Port Albert, Ont. residents push back on costs of 'shoreline drainage' plan
Correen Desrochers recently moved to Port Albert to build her dream home on her dream lot. But now, her family could be stuck with a $166,000 municipal bill to upgrade the roads and drainage around them.
“Who has that kind of disposable income on hand? That’s a lot of money. We are going to have to look to sever or move altogether, which is unfortunate. But that’s a lot of money to put on homeowners,” she says.
Desrochers isn’t alone. The signs around Port Albert suggest the majority of approximately 140 properties within the community’s new Master Servicing Plan, are against the $11 to $12 million plan to bring new roads and storm water management to a growing part of the shoreline community.

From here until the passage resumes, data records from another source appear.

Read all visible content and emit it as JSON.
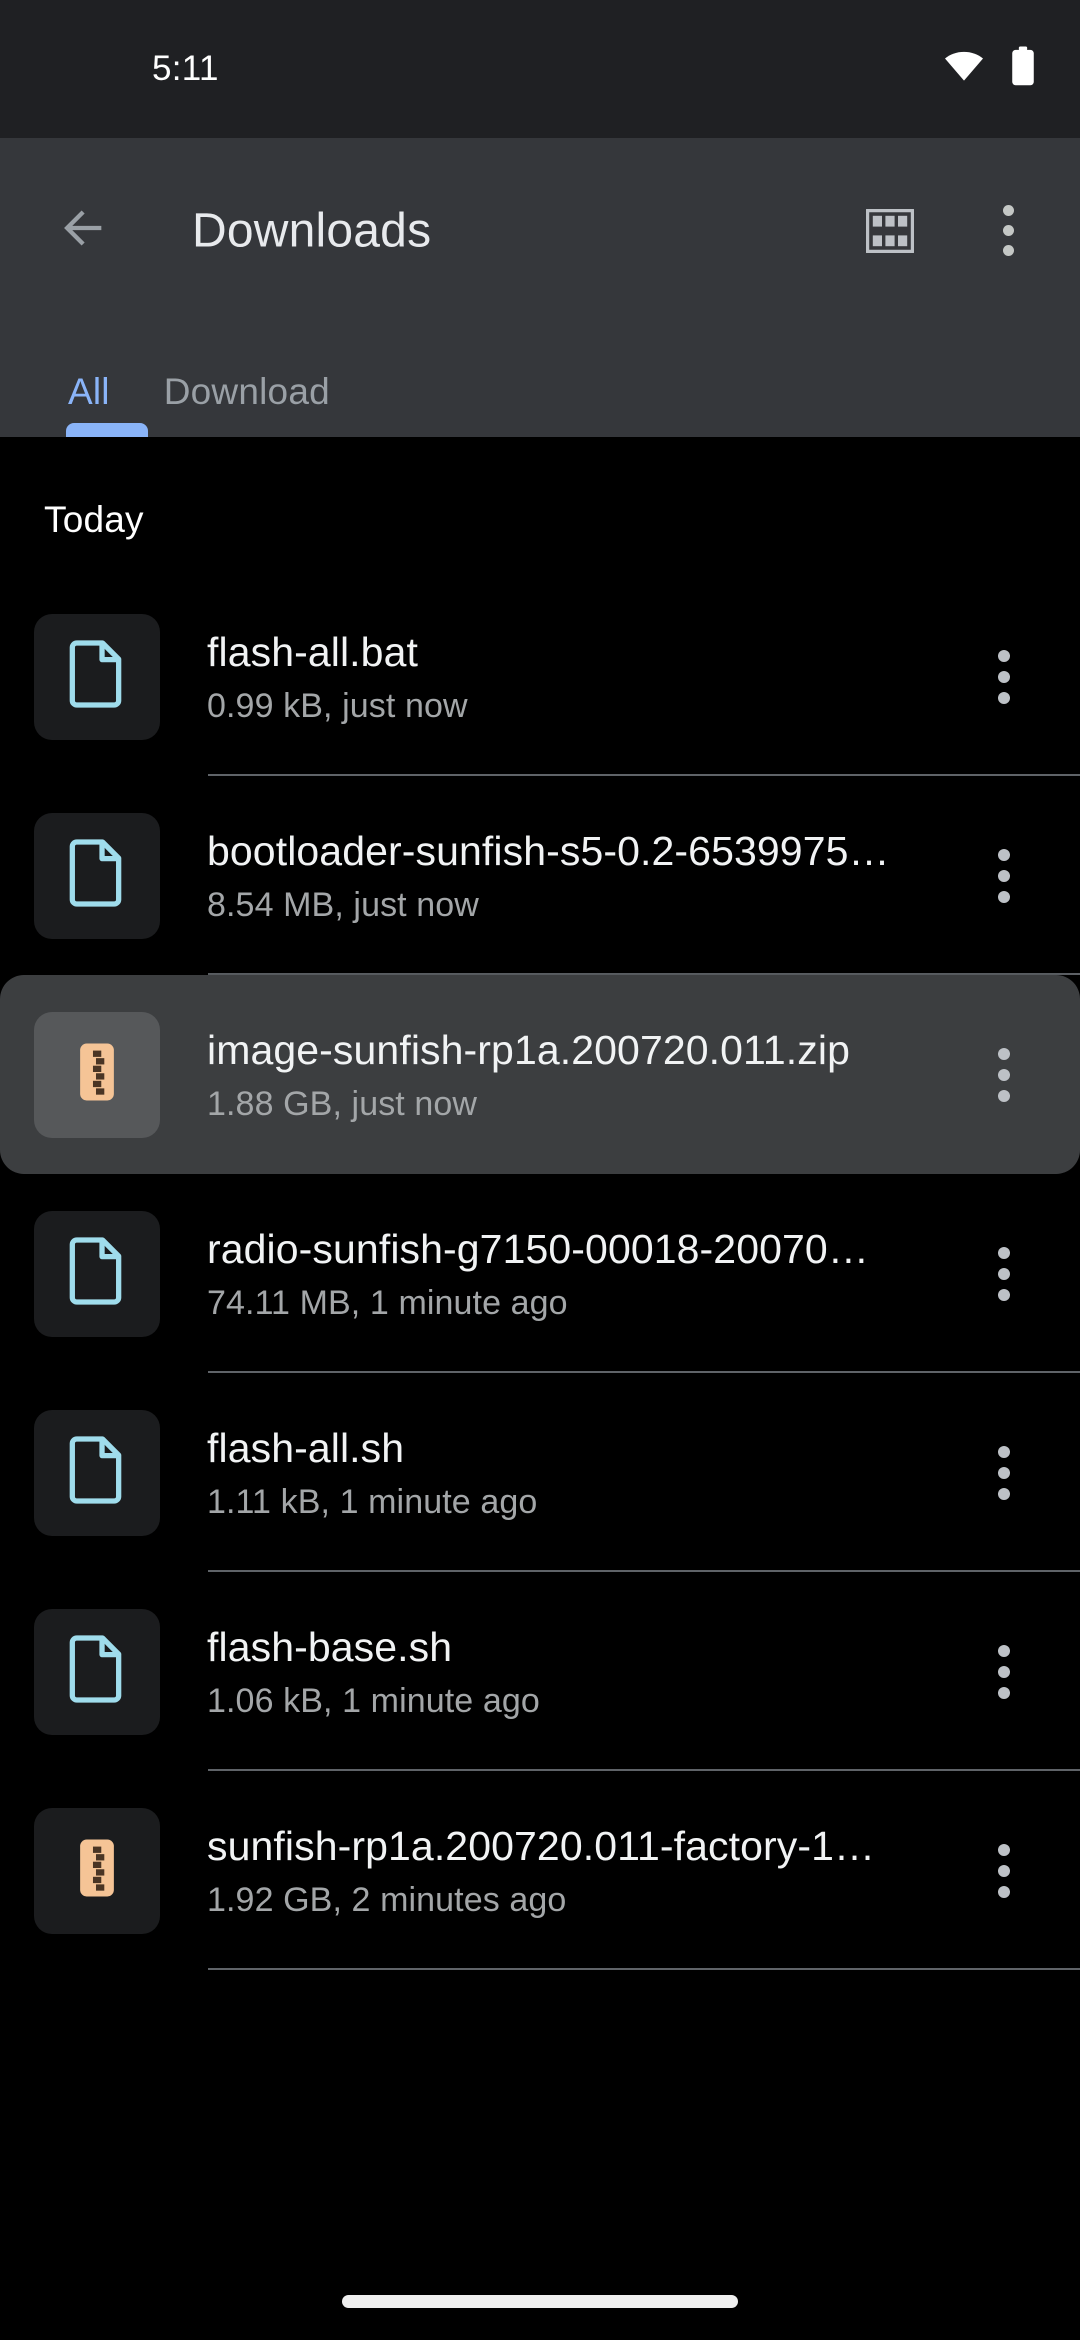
{
  "status_bar": {
    "time": "5:11",
    "wifi_icon": "wifi-icon",
    "battery_icon": "battery-full-icon"
  },
  "app_bar": {
    "back_icon": "back-arrow-icon",
    "title": "Downloads",
    "grid_view_icon": "grid-view-icon",
    "overflow_icon": "overflow-menu-icon"
  },
  "tabs": {
    "items": [
      {
        "label": "All",
        "active": true
      },
      {
        "label": "Download",
        "active": false
      }
    ],
    "active_color": "#8AB4F8",
    "inactive_color": "#9AA0A6"
  },
  "content": {
    "section_header": "Today",
    "files": [
      {
        "name": "flash-all.bat",
        "meta": "0.99 kB, just now",
        "icon": "document-file-icon",
        "icon_color": "#9FDCEC",
        "selected": false,
        "menu_icon": "overflow-menu-icon"
      },
      {
        "name": "bootloader-sunfish-s5-0.2-6539975…",
        "meta": "8.54 MB, just now",
        "icon": "document-file-icon",
        "icon_color": "#9FDCEC",
        "selected": false,
        "menu_icon": "overflow-menu-icon"
      },
      {
        "name": "image-sunfish-rp1a.200720.011.zip",
        "meta": "1.88 GB, just now",
        "icon": "zip-archive-icon",
        "icon_color": "#F5C496",
        "selected": true,
        "menu_icon": "overflow-menu-icon"
      },
      {
        "name": "radio-sunfish-g7150-00018-20070…",
        "meta": "74.11 MB, 1 minute ago",
        "icon": "document-file-icon",
        "icon_color": "#9FDCEC",
        "selected": false,
        "menu_icon": "overflow-menu-icon"
      },
      {
        "name": "flash-all.sh",
        "meta": "1.11 kB, 1 minute ago",
        "icon": "document-file-icon",
        "icon_color": "#9FDCEC",
        "selected": false,
        "menu_icon": "overflow-menu-icon"
      },
      {
        "name": "flash-base.sh",
        "meta": "1.06 kB, 1 minute ago",
        "icon": "document-file-icon",
        "icon_color": "#9FDCEC",
        "selected": false,
        "menu_icon": "overflow-menu-icon"
      },
      {
        "name": "sunfish-rp1a.200720.011-factory-1…",
        "meta": "1.92 GB, 2 minutes ago",
        "icon": "zip-archive-icon",
        "icon_color": "#F5C496",
        "selected": false,
        "menu_icon": "overflow-menu-icon"
      }
    ]
  },
  "nav_bar": {
    "gesture_pill": "home-gesture-pill"
  },
  "colors": {
    "status_bar_bg": "#1F2023",
    "app_bar_bg": "#35373B",
    "content_bg": "#000000",
    "selected_row_bg": "#3C3E40",
    "divider": "#5F6368",
    "title_text": "#F1F3F4",
    "meta_text": "#A3A6A8"
  }
}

“Since we don’t need these improvements, I think the potential is there, if these areas are developed, these improvements could be done at that time. There’s no rush on our account to have these things put in place,” says Karen Hutchinson, who along with her husband Barry, is facing a potential bill of over $100,000 for the proposed infrastructure work.
The entire Hutchinson extended family, who own five, two-acre shoreline plots, and 17 acres of farmland in the “servicing plan” area, is facing a municipal bill of nearly $1 million.
“These costs are absolutely prohibitive for us. We just rent the farmland to pay the taxes, to keep it in the family,” says Karen.
There’s no question it’s costly, but it is required work, says Glen McNeil, the mayor of Ashfield-Colborne-Wawanosh, the municipality that encompasses Port Albert. He says they have to dramatically improve drainage in parts of Port Albert, to prevent worsening shoreline erosion.
“The current residents and the future development will be asked to contribute on a cost-benefit basis for the drainage, that includes the storm water system that has to be put in place to prevent erosion, to the best of our ability. So residents, current and future, will be asked to pay a portion -- not all of it -- a portion. The municipality will pay the rest,” he says.
Pass those costs onto future developers, say current residents, who fear they will no longer be able to afford to live and summer in their current homes and cottages.
“Not that we’re against growth, we’re not. I’m all for new infrastructure and new growth, but we feel we just should be footing the bill, at these large amounts,” says Desrochers.
McNeil says council is still deciding the final Port Albert Servicing Master Plan, and there is no hard and fast timeline for a decision.